**Provided material:**
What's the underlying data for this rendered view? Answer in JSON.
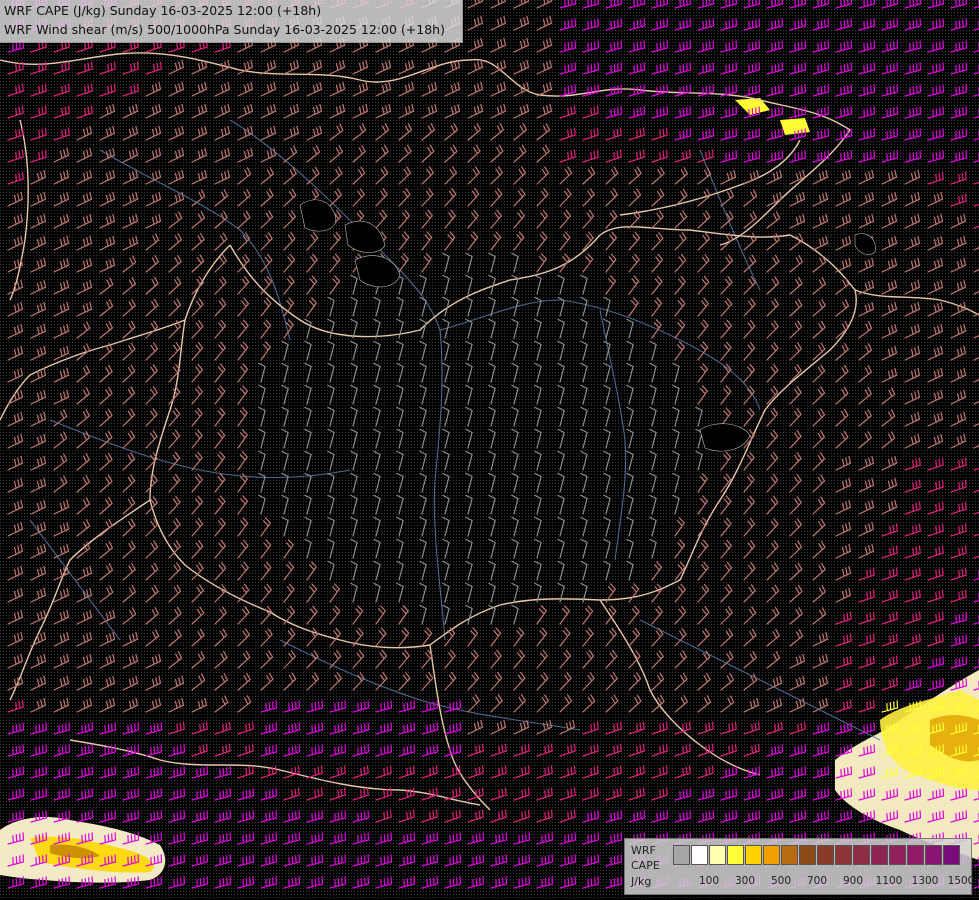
{
  "titles": {
    "line1": "WRF CAPE (J/kg) Sunday 16-03-2025 12:00 (+18h)",
    "line2": "WRF Wind shear (m/s) 500/1000hPa Sunday 16-03-2025 12:00 (+18h)"
  },
  "legend": {
    "labels": [
      "WRF",
      "CAPE",
      "J/kg"
    ],
    "colors": [
      "#a6a6a6",
      "#ffffff",
      "#ffffb0",
      "#ffff3a",
      "#ffd200",
      "#f0a000",
      "#b86a10",
      "#8a4a1a",
      "#8a3a28",
      "#8c3438",
      "#8e2c44",
      "#902450",
      "#92205c",
      "#901a68",
      "#8a1472",
      "#7a0c78"
    ],
    "ticks": [
      "100",
      "300",
      "500",
      "700",
      "900",
      "1100",
      "1300",
      "1500"
    ]
  },
  "colors": {
    "background": "#000000",
    "border": "#e8c8a8",
    "river": "#5a7aa8",
    "barb_weak": "#909090",
    "barb_mid": "#c07870",
    "barb_strong": "#e0207c",
    "barb_very_strong": "#e000e0",
    "cape_yellow": "#ffff33"
  }
}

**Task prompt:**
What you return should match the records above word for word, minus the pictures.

**Result of the task:**
What's the underlying data for this rendered view? Answer in JSON.
{
  "titles": {
    "line1": "WRF CAPE (J/kg) Sunday 16-03-2025 12:00 (+18h)",
    "line2": "WRF Wind shear (m/s) 500/1000hPa Sunday 16-03-2025 12:00 (+18h)"
  },
  "legend": {
    "labels": [
      "WRF",
      "CAPE",
      "J/kg"
    ],
    "colors": [
      "#a6a6a6",
      "#ffffff",
      "#ffffb0",
      "#ffff3a",
      "#ffd200",
      "#f0a000",
      "#b86a10",
      "#8a4a1a",
      "#8a3a28",
      "#8c3438",
      "#8e2c44",
      "#902450",
      "#92205c",
      "#901a68",
      "#8a1472",
      "#7a0c78"
    ],
    "ticks": [
      "100",
      "300",
      "500",
      "700",
      "900",
      "1100",
      "1300",
      "1500"
    ]
  },
  "colors": {
    "background": "#000000",
    "border": "#e8c8a8",
    "river": "#5a7aa8",
    "barb_weak": "#909090",
    "barb_mid": "#c07870",
    "barb_strong": "#e0207c",
    "barb_very_strong": "#e000e0",
    "cape_yellow": "#ffff33"
  }
}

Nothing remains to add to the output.